Mobile phone companies often boast of covering over 95% of Australians. But where most Australians live (mainly urban areas near the coast), and where travellers want to drive, are not necessarily the same. You don't need to go far outside cities and big towns to find coverage patchy or non-existent.
For anyone venturing into the less populated areas that comprise most of the land mass, and contain most of the scenic bits, streaming music over the Internet can’t be relied on. It should work within capital cities and most towns, but even then it could be compromised by pockets of poor mobile coverage.
USB car charger
These adapters plug into the cigarette lighter sockets present in all vehicles, and have outlets which can accept USB charging cables. Anything that has a USB charging cable - phones, MP3 players, cameras, etc - can then be recharged while driving.
Small, light and relatively inexpensive, they are an excellent way to keep gadgets charged on a driving holiday. The more useful ones have two sockets, like a 1 amp socket for phones and other devices, and a 2 amp socket for things like iPads which need more current - great if you need to charge a tablet.
Charging things in the vehicle while driving means not being dependent on having mains power at your destination. This can be priceless for campervan users staying in bush campgrounds … or staying in caravan parks and wanting to save money by using unpowered sites.
A cable with a standard 3.5mm plug at each end can connect the earphone socket of a phone or MP3 player to the input socket of some sound systems. If one can be used, it provides better sound quality than an FM transmitter, and is more convenient.
Unfortunately not all rental vehicles have an audio input socket. But with audio cables being so small and lightweight, travellers wanting to keep their options open may like to carry one "just in case".
I've tried all of the above over many years, and based on my experiences I suggest:
For simplicity and convenience on most trips - writeable CDs
If a small portion of your music collection accounts for the majority of your listening, then two or three blank CDs loaded with favourites might be plenty for all the driving on a holiday. With nothing to recharge, connect or set up, it is the easiest way to have your own music at your fingertips in most rental vehicles. It just requires some planning ahead - selecting the music, and burning it to CD.
For universal compatibility and longer trips - FM transmitter connected to MP3 player
This requires a little setting up each time you resume driving, and occasional adjustments of FM frequencies, but should work in all vehicles and provide access to all of your music - great for longer trips where more music may be needed, or when older vehicles may be used.

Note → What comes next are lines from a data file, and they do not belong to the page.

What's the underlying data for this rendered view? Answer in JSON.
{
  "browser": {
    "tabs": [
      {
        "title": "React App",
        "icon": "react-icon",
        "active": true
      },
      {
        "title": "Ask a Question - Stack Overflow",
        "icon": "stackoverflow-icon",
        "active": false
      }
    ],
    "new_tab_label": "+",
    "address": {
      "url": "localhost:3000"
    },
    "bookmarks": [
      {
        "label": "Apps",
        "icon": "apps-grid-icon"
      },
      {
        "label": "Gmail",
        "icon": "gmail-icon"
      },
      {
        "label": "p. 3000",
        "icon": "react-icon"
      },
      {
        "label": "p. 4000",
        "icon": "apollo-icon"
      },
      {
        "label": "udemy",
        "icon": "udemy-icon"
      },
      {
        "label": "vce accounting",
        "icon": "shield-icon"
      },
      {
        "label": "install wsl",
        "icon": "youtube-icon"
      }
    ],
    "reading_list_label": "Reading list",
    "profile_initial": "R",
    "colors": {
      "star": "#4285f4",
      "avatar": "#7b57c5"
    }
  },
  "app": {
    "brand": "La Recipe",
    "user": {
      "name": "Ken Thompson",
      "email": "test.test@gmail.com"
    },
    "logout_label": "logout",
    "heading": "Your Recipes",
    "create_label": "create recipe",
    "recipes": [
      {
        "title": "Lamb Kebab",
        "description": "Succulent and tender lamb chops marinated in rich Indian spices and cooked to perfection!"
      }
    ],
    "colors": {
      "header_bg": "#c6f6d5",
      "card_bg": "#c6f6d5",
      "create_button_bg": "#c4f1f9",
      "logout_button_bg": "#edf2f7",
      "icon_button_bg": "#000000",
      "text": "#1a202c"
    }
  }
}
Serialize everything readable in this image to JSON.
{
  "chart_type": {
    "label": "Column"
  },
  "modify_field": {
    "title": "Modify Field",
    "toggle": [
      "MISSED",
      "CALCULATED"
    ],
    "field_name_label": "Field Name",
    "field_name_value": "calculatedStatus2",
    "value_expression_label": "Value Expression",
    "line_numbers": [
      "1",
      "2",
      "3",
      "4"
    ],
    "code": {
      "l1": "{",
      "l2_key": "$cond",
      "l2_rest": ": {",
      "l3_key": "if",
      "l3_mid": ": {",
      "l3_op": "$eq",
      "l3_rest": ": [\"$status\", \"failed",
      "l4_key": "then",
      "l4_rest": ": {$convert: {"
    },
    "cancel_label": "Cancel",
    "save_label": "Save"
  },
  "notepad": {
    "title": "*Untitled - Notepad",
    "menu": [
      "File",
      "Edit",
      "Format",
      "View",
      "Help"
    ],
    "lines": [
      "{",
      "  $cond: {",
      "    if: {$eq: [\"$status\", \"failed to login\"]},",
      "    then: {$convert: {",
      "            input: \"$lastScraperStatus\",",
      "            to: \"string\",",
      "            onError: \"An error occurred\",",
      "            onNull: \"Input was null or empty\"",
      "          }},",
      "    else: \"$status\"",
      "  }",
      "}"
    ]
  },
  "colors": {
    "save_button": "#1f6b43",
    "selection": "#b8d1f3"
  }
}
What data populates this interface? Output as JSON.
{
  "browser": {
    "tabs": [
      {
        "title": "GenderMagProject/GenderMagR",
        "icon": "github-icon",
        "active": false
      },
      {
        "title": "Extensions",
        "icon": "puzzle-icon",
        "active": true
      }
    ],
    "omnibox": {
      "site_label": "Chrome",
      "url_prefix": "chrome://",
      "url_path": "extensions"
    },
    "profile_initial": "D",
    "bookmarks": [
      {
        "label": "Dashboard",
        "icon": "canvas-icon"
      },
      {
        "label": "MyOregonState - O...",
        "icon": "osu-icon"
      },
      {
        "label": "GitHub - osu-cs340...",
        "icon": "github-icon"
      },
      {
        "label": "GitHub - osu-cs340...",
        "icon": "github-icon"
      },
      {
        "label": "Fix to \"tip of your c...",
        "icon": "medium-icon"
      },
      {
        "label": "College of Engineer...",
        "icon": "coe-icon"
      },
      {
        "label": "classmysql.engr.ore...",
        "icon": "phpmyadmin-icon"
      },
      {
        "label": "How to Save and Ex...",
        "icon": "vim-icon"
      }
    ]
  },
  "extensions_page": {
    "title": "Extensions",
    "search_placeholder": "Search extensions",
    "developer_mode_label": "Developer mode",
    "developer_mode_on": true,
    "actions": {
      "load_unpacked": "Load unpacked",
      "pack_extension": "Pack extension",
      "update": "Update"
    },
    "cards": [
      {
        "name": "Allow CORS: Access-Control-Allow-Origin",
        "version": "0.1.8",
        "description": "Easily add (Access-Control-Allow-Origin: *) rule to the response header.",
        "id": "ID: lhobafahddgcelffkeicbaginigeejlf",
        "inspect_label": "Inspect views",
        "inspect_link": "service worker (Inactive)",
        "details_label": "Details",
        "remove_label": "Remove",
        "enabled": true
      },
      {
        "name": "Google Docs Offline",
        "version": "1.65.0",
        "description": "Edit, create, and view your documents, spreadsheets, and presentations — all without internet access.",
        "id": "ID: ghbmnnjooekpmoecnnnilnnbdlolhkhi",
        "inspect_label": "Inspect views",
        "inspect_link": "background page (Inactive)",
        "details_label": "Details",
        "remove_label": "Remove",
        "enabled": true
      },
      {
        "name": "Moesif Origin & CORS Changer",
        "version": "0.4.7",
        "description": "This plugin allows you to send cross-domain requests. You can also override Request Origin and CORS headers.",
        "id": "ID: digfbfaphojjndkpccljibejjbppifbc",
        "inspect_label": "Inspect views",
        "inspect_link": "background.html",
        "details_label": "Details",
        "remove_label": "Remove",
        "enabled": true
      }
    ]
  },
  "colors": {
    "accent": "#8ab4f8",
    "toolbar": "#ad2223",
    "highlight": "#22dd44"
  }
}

If going with the FM transmitter option, I'd still suggest taking writeable CDs of favourites as well. Then you can enjoy the simplicity of popping a disk into the player for listening to favourites, and use the transmitter for everything else.